-- To do --
Across these entries, report how many lines include the string "champion", with nothing but the number.

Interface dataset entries
⁂

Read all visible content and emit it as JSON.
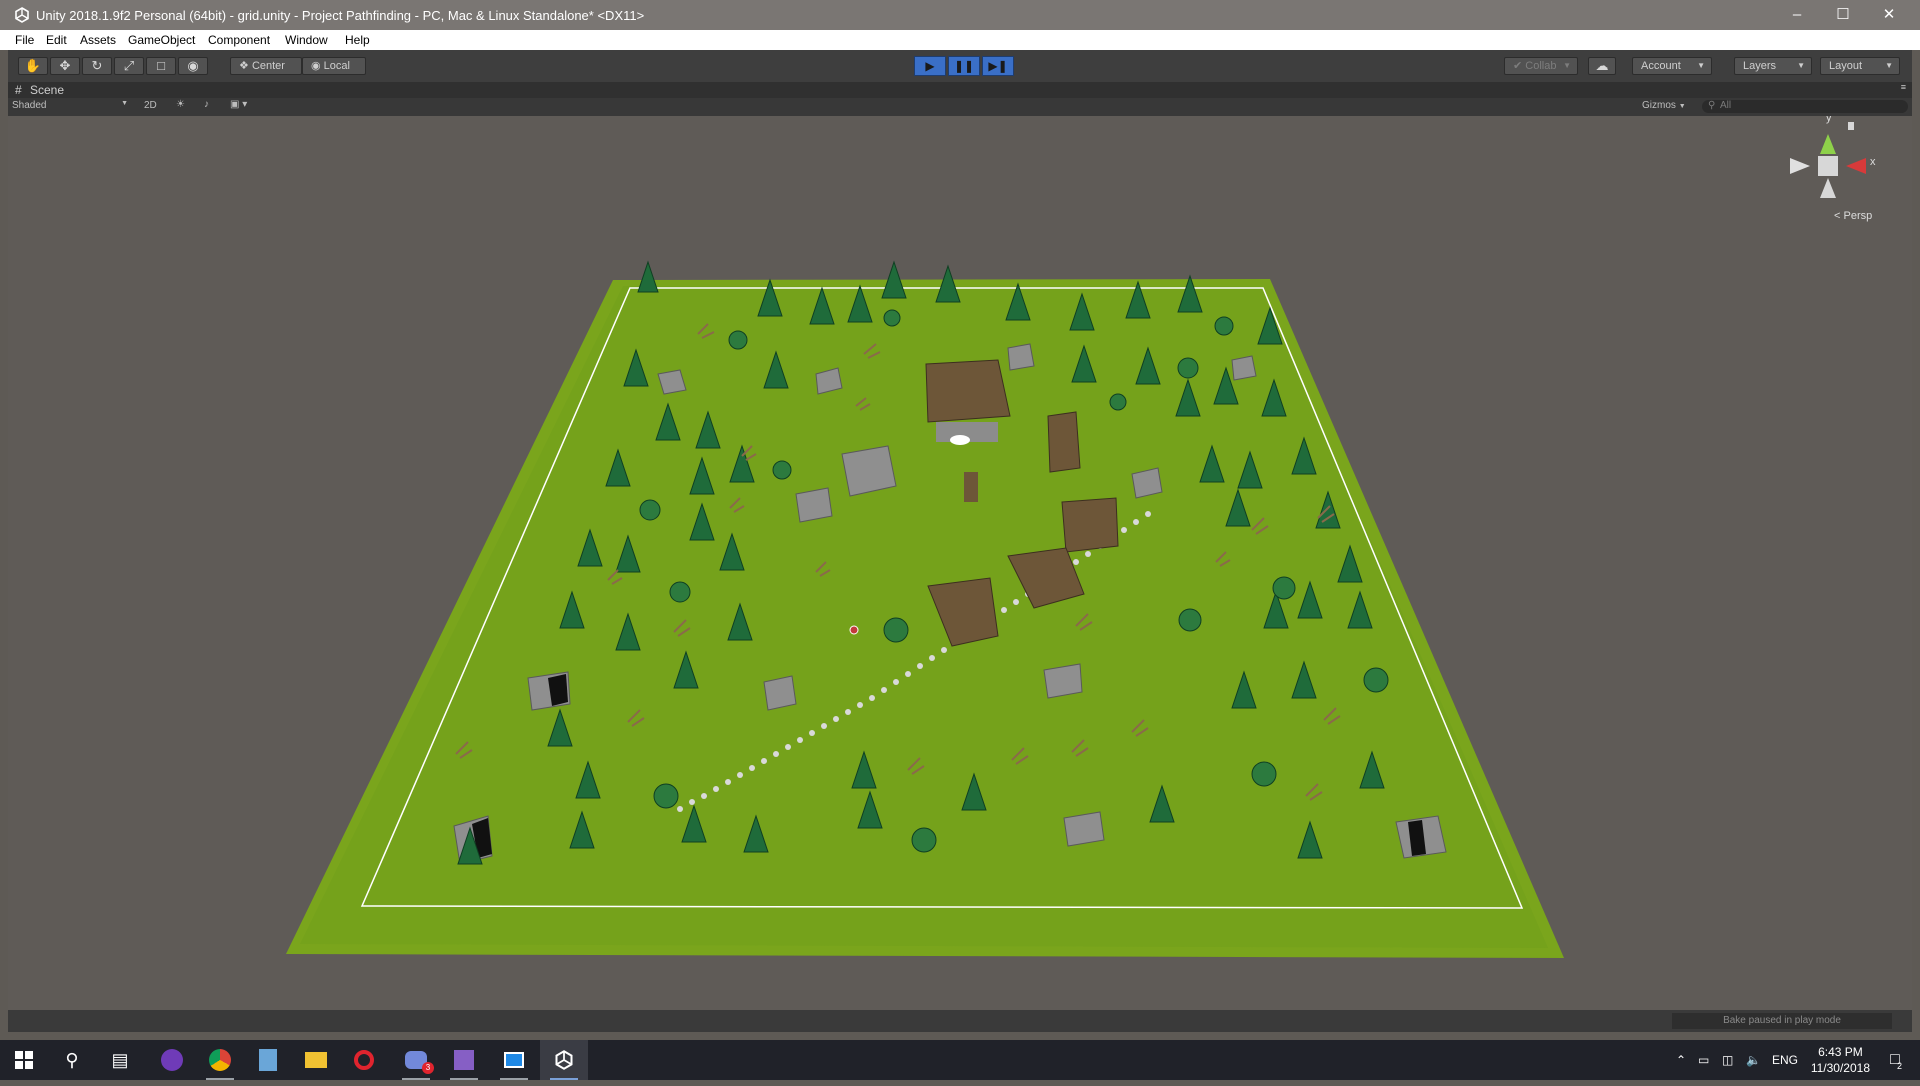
{
  "window": {
    "title": "Unity 2018.1.9f2 Personal (64bit) - grid.unity - Project Pathfinding - PC, Mac & Linux Standalone* <DX11>"
  },
  "menu": [
    "File",
    "Edit",
    "Assets",
    "GameObject",
    "Component",
    "Window",
    "Help"
  ],
  "toolbar": {
    "pivot_label": "Center",
    "space_label": "Local",
    "collab_label": "Collab",
    "account_label": "Account",
    "layers_label": "Layers",
    "layout_label": "Layout"
  },
  "scene": {
    "tab_label": "Scene",
    "shading_mode": "Shaded",
    "mode_2d": "2D",
    "gizmos_label": "Gizmos",
    "search_placeholder": "All",
    "projection_label": "Persp",
    "axis_y": "y",
    "axis_x": "x"
  },
  "status": {
    "bake_message": "Bake paused in play mode"
  },
  "taskbar": {
    "language": "ENG",
    "time": "6:43 PM",
    "date": "11/30/2018",
    "notification_count": "2",
    "discord_badge": "3"
  },
  "colors": {
    "ground": "#7aa51c",
    "ground_inner": "#6f9a18",
    "tree": "#1f6b3a",
    "path": "#d9d9d9",
    "play_accent": "#3a6fc7"
  }
}
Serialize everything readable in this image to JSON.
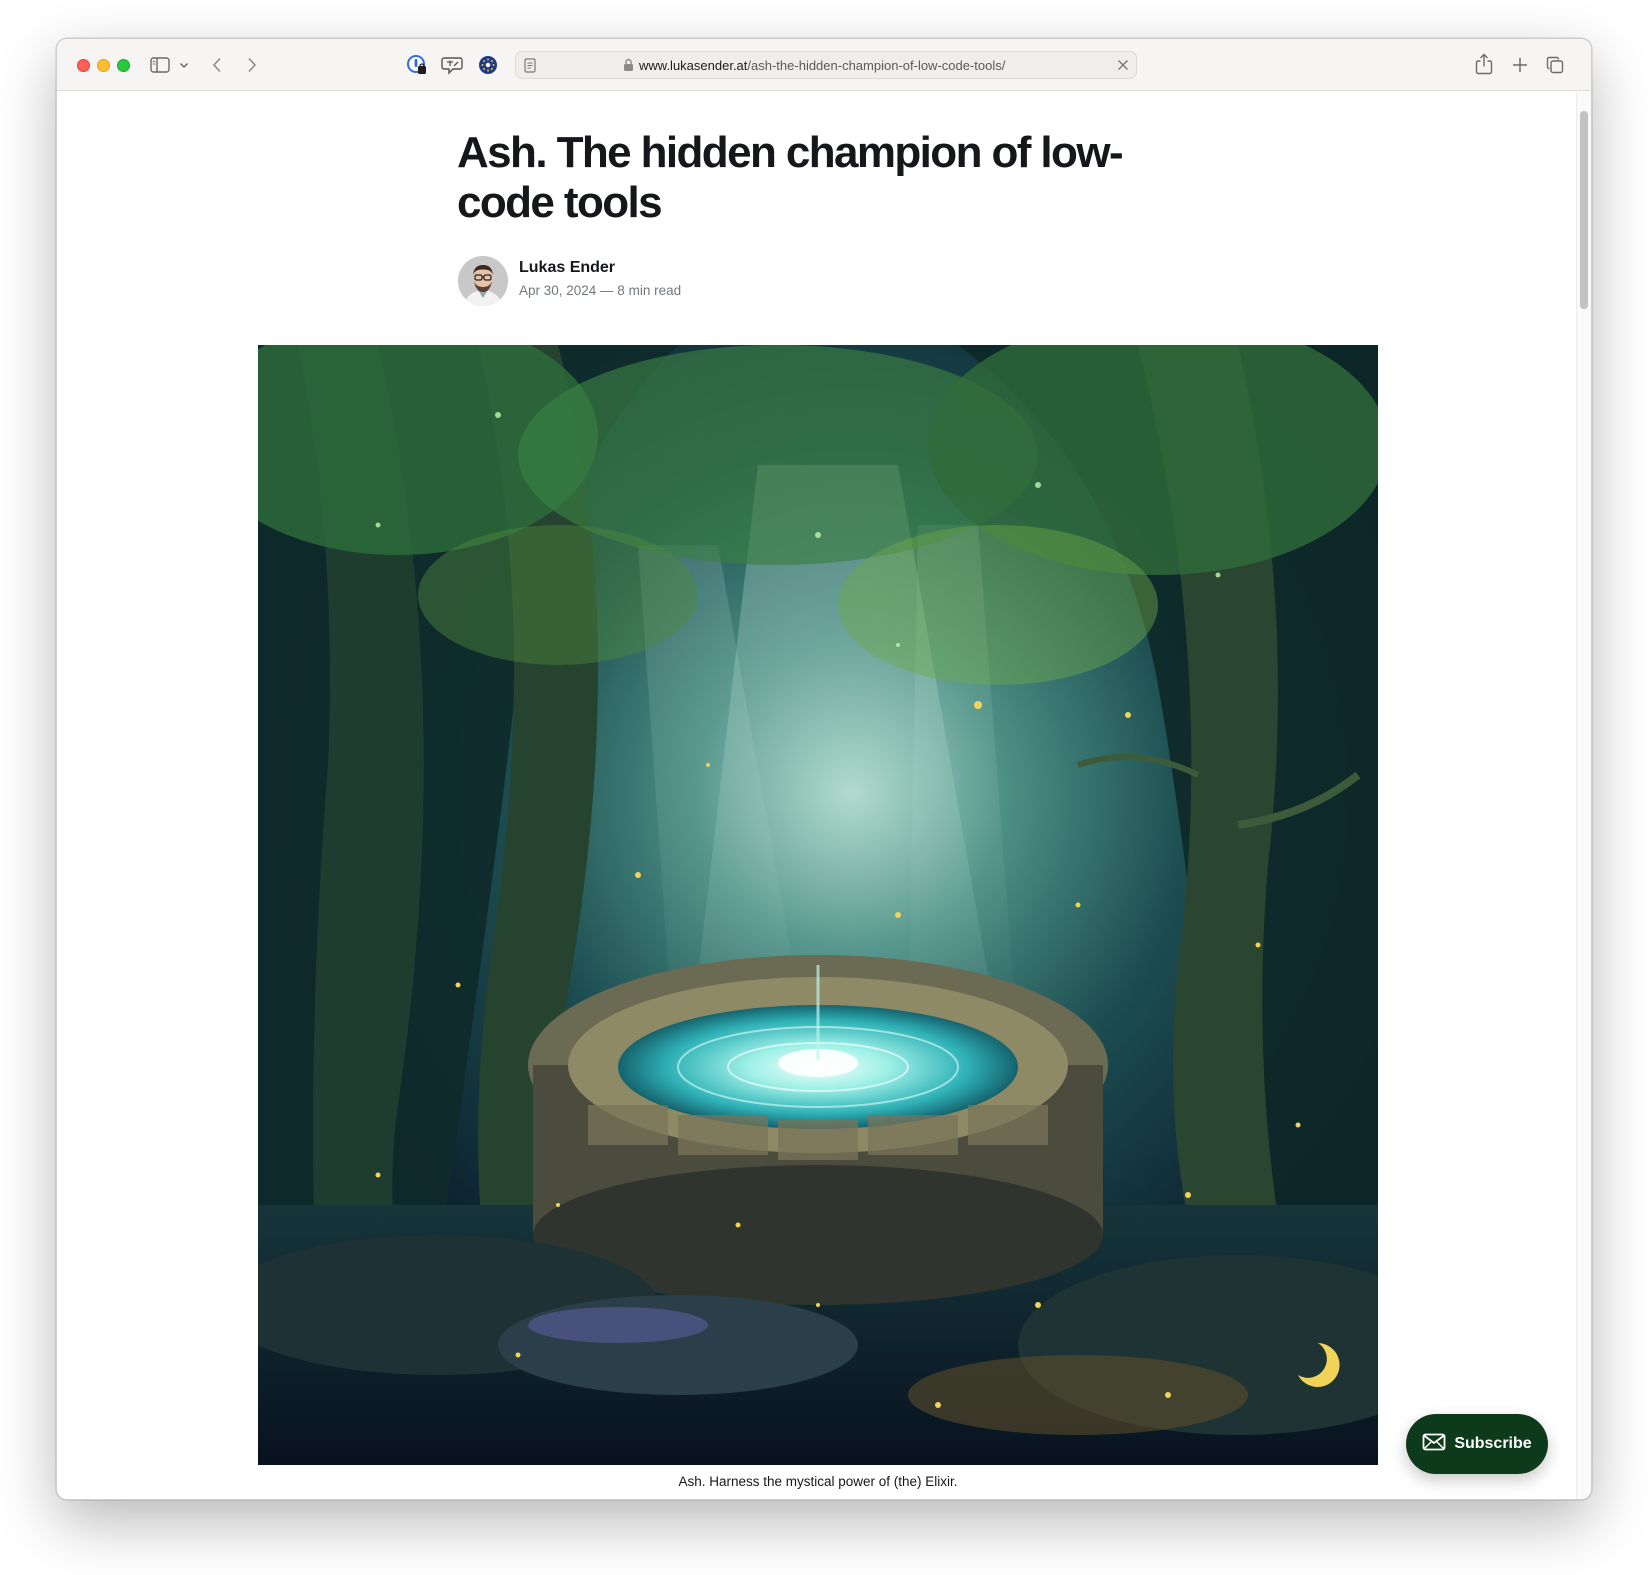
{
  "browser": {
    "url_domain": "www.lukasender.at",
    "url_path": "/ash-the-hidden-champion-of-low-code-tools/",
    "toolbar_icons": [
      "sidebar-icon",
      "chevron-down-icon",
      "back-icon",
      "forward-icon",
      "password-extension-icon",
      "translate-extension-icon",
      "eu-extension-icon",
      "reader-icon",
      "lock-icon",
      "clear-icon",
      "share-icon",
      "new-tab-icon",
      "tab-overview-icon"
    ]
  },
  "article": {
    "title": "Ash. The hidden champion of low-code tools",
    "author": "Lukas Ender",
    "meta": "Apr 30, 2024 — 8 min read",
    "image_caption": "Ash. Harness the mystical power of (the) Elixir."
  },
  "subscribe": {
    "label": "Subscribe"
  },
  "colors": {
    "subscribe_bg": "#0d3a1a",
    "title_text": "#15171a",
    "meta_text": "#73787c"
  }
}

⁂

-- Response --
2